# EXERCISE DESCRIPTION
Print every entry exactly as it appears, but skip the pictures.

Collected data:
+-------+
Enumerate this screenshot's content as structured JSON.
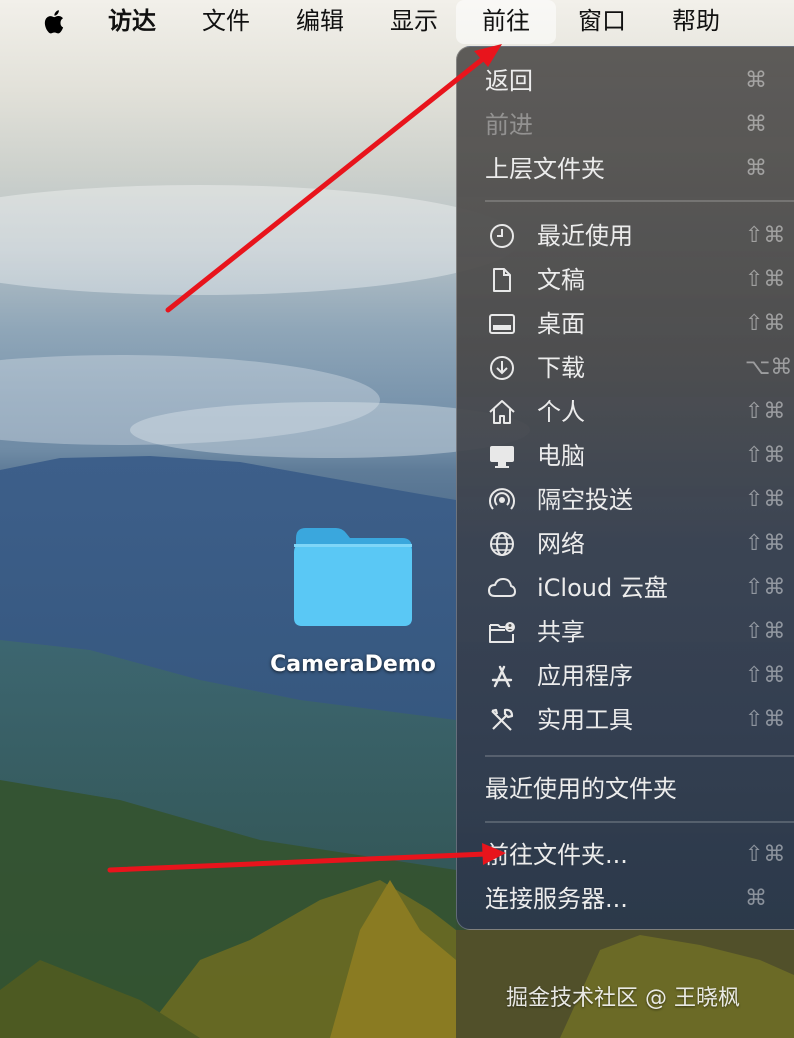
{
  "menubar": {
    "apple_icon": "apple-logo-icon",
    "items": [
      "访达",
      "文件",
      "编辑",
      "显示",
      "前往",
      "窗口",
      "帮助"
    ],
    "active_item": "前往"
  },
  "go_menu": {
    "nav": [
      {
        "label": "返回",
        "shortcut": "⌘",
        "enabled": true
      },
      {
        "label": "前进",
        "shortcut": "⌘",
        "enabled": false
      },
      {
        "label": "上层文件夹",
        "shortcut": "⌘",
        "enabled": true
      }
    ],
    "places": [
      {
        "label": "最近使用",
        "icon": "clock-icon",
        "shortcut": "⇧⌘"
      },
      {
        "label": "文稿",
        "icon": "document-icon",
        "shortcut": "⇧⌘"
      },
      {
        "label": "桌面",
        "icon": "desktop-icon",
        "shortcut": "⇧⌘"
      },
      {
        "label": "下载",
        "icon": "download-icon",
        "shortcut": "⌥⌘"
      },
      {
        "label": "个人",
        "icon": "home-icon",
        "shortcut": "⇧⌘"
      },
      {
        "label": "电脑",
        "icon": "computer-icon",
        "shortcut": "⇧⌘"
      },
      {
        "label": "隔空投送",
        "icon": "airdrop-icon",
        "shortcut": "⇧⌘"
      },
      {
        "label": "网络",
        "icon": "globe-icon",
        "shortcut": "⇧⌘"
      },
      {
        "label": "iCloud 云盘",
        "icon": "cloud-icon",
        "shortcut": "⇧⌘"
      },
      {
        "label": "共享",
        "icon": "shared-folder-icon",
        "shortcut": "⇧⌘"
      },
      {
        "label": "应用程序",
        "icon": "applications-icon",
        "shortcut": "⇧⌘"
      },
      {
        "label": "实用工具",
        "icon": "tools-icon",
        "shortcut": "⇧⌘"
      }
    ],
    "recent_folders": {
      "label": "最近使用的文件夹"
    },
    "go_to_folder": {
      "label": "前往文件夹...",
      "shortcut": "⇧⌘"
    },
    "connect_server": {
      "label": "连接服务器...",
      "shortcut": "⌘"
    }
  },
  "desktop": {
    "folder_name": "CameraDemo",
    "folder_color": "#5ac8f5"
  },
  "annotations": {
    "arrow_color": "#e8141c"
  },
  "watermark": "掘金技术社区 @ 王晓枫"
}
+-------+
# RESPONSE TO THE EXERCISE
Enumerate this screenshot's content as structured JSON.
{
  "menubar": {
    "apple_icon": "apple-logo-icon",
    "items": [
      "访达",
      "文件",
      "编辑",
      "显示",
      "前往",
      "窗口",
      "帮助"
    ],
    "active_item": "前往"
  },
  "go_menu": {
    "nav": [
      {
        "label": "返回",
        "shortcut": "⌘",
        "enabled": true
      },
      {
        "label": "前进",
        "shortcut": "⌘",
        "enabled": false
      },
      {
        "label": "上层文件夹",
        "shortcut": "⌘",
        "enabled": true
      }
    ],
    "places": [
      {
        "label": "最近使用",
        "icon": "clock-icon",
        "shortcut": "⇧⌘"
      },
      {
        "label": "文稿",
        "icon": "document-icon",
        "shortcut": "⇧⌘"
      },
      {
        "label": "桌面",
        "icon": "desktop-icon",
        "shortcut": "⇧⌘"
      },
      {
        "label": "下载",
        "icon": "download-icon",
        "shortcut": "⌥⌘"
      },
      {
        "label": "个人",
        "icon": "home-icon",
        "shortcut": "⇧⌘"
      },
      {
        "label": "电脑",
        "icon": "computer-icon",
        "shortcut": "⇧⌘"
      },
      {
        "label": "隔空投送",
        "icon": "airdrop-icon",
        "shortcut": "⇧⌘"
      },
      {
        "label": "网络",
        "icon": "globe-icon",
        "shortcut": "⇧⌘"
      },
      {
        "label": "iCloud 云盘",
        "icon": "cloud-icon",
        "shortcut": "⇧⌘"
      },
      {
        "label": "共享",
        "icon": "shared-folder-icon",
        "shortcut": "⇧⌘"
      },
      {
        "label": "应用程序",
        "icon": "applications-icon",
        "shortcut": "⇧⌘"
      },
      {
        "label": "实用工具",
        "icon": "tools-icon",
        "shortcut": "⇧⌘"
      }
    ],
    "recent_folders": {
      "label": "最近使用的文件夹"
    },
    "go_to_folder": {
      "label": "前往文件夹...",
      "shortcut": "⇧⌘"
    },
    "connect_server": {
      "label": "连接服务器...",
      "shortcut": "⌘"
    }
  },
  "desktop": {
    "folder_name": "CameraDemo",
    "folder_color": "#5ac8f5"
  },
  "annotations": {
    "arrow_color": "#e8141c"
  },
  "watermark": "掘金技术社区 @ 王晓枫"
}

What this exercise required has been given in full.